**TASK PROMPT**.
Every line of the data below must be output exactly, with images left out.

[DATA FOR REVIEW]

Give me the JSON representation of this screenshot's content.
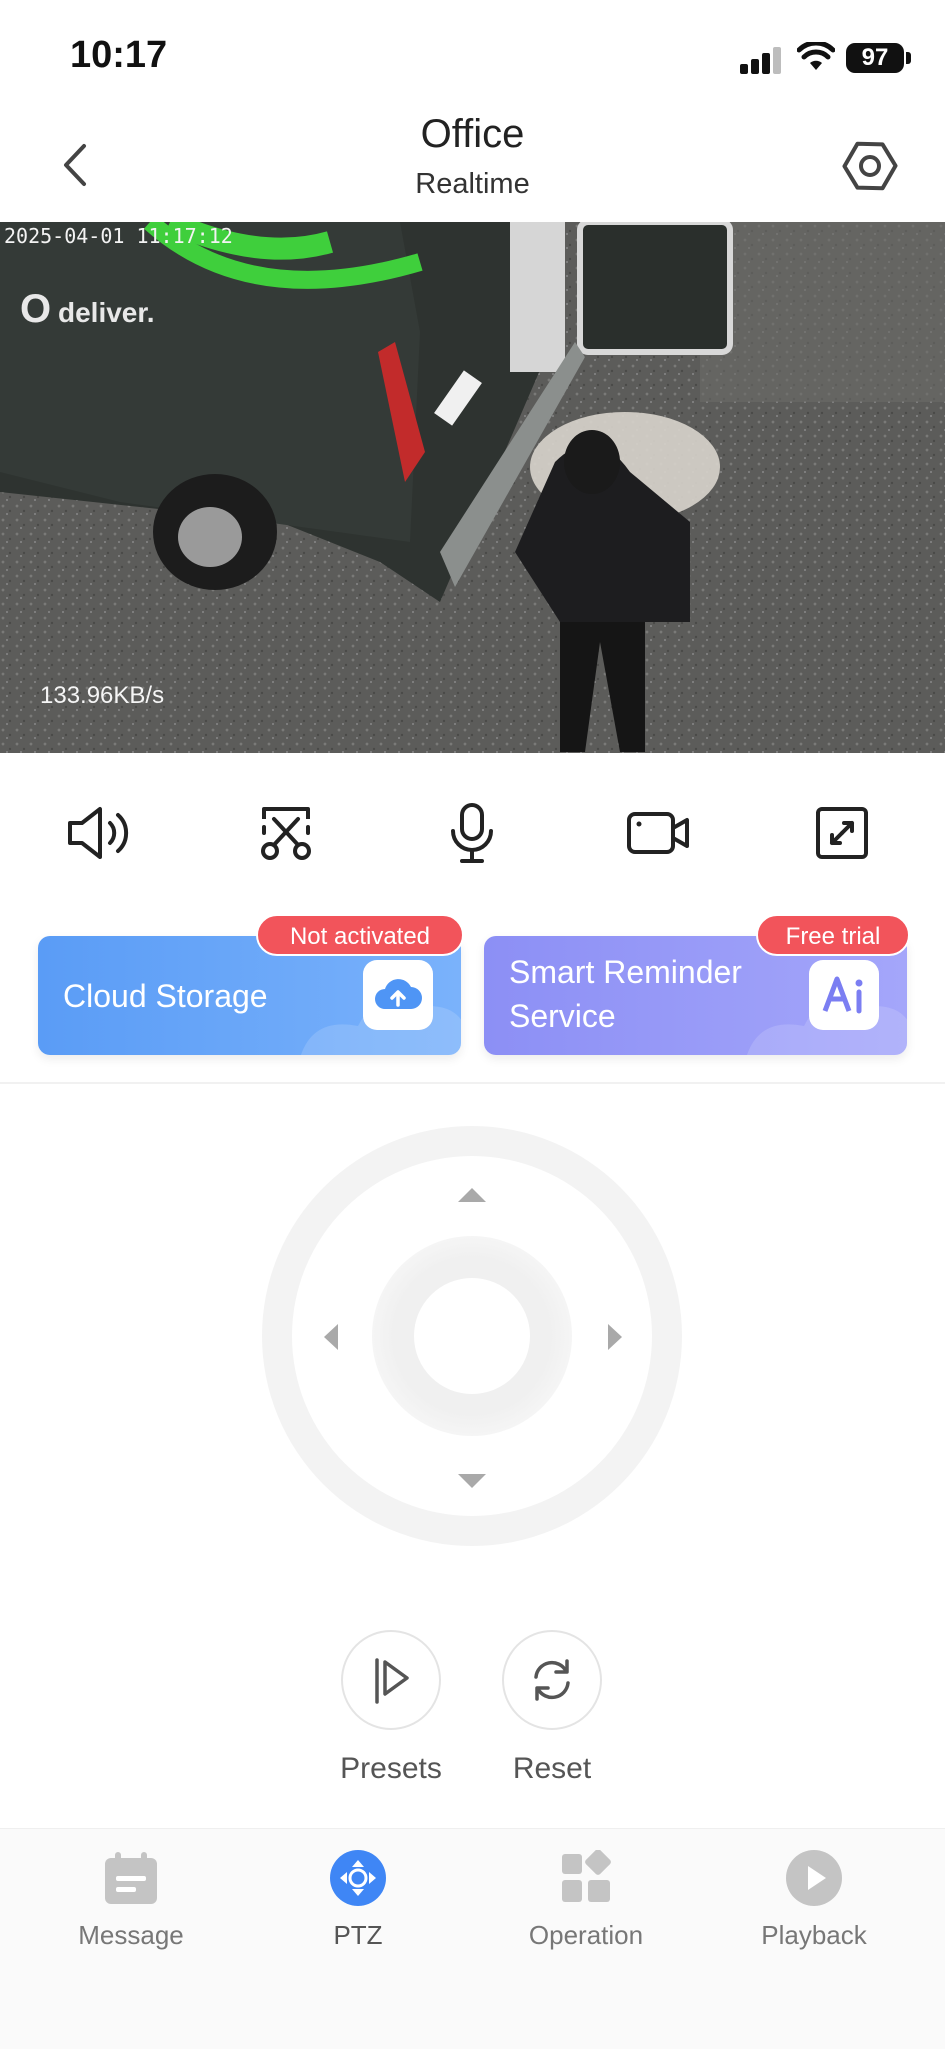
{
  "status_bar": {
    "time": "10:17",
    "battery": "97"
  },
  "header": {
    "title": "Office",
    "subtitle": "Realtime"
  },
  "video": {
    "timestamp": "2025-04-01 11:17:12",
    "bitrate": "133.96KB/s"
  },
  "controls": [
    "speaker-icon",
    "screenshot-scissors-icon",
    "microphone-icon",
    "record-video-icon",
    "fullscreen-icon"
  ],
  "services": [
    {
      "label": "Cloud Storage",
      "badge": "Not activated",
      "color": "#5a9cf6",
      "icon": "cloud-upload-icon"
    },
    {
      "label_line1": "Smart Reminder",
      "label_line2": "Service",
      "badge": "Free trial",
      "color": "#8c8ff5",
      "icon": "ai-icon"
    }
  ],
  "ptz": {
    "presets_label": "Presets",
    "reset_label": "Reset"
  },
  "nav": [
    {
      "label": "Message",
      "icon": "message-icon",
      "active": false
    },
    {
      "label": "PTZ",
      "icon": "ptz-icon",
      "active": true
    },
    {
      "label": "Operation",
      "icon": "operation-icon",
      "active": false
    },
    {
      "label": "Playback",
      "icon": "playback-icon",
      "active": false
    }
  ],
  "colors": {
    "accent": "#3f86f5",
    "badge": "#f2545b",
    "nav_inactive": "#c4c4c4"
  }
}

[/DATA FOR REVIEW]

**TASK RESULT**.
Give me the JSON representation of this screenshot's content.
{
  "status_bar": {
    "time": "10:17",
    "battery": "97"
  },
  "header": {
    "title": "Office",
    "subtitle": "Realtime"
  },
  "video": {
    "timestamp": "2025-04-01 11:17:12",
    "bitrate": "133.96KB/s"
  },
  "controls": [
    "speaker-icon",
    "screenshot-scissors-icon",
    "microphone-icon",
    "record-video-icon",
    "fullscreen-icon"
  ],
  "services": [
    {
      "label": "Cloud Storage",
      "badge": "Not activated",
      "color": "#5a9cf6",
      "icon": "cloud-upload-icon"
    },
    {
      "label_line1": "Smart Reminder",
      "label_line2": "Service",
      "badge": "Free trial",
      "color": "#8c8ff5",
      "icon": "ai-icon"
    }
  ],
  "ptz": {
    "presets_label": "Presets",
    "reset_label": "Reset"
  },
  "nav": [
    {
      "label": "Message",
      "icon": "message-icon",
      "active": false
    },
    {
      "label": "PTZ",
      "icon": "ptz-icon",
      "active": true
    },
    {
      "label": "Operation",
      "icon": "operation-icon",
      "active": false
    },
    {
      "label": "Playback",
      "icon": "playback-icon",
      "active": false
    }
  ],
  "colors": {
    "accent": "#3f86f5",
    "badge": "#f2545b",
    "nav_inactive": "#c4c4c4"
  }
}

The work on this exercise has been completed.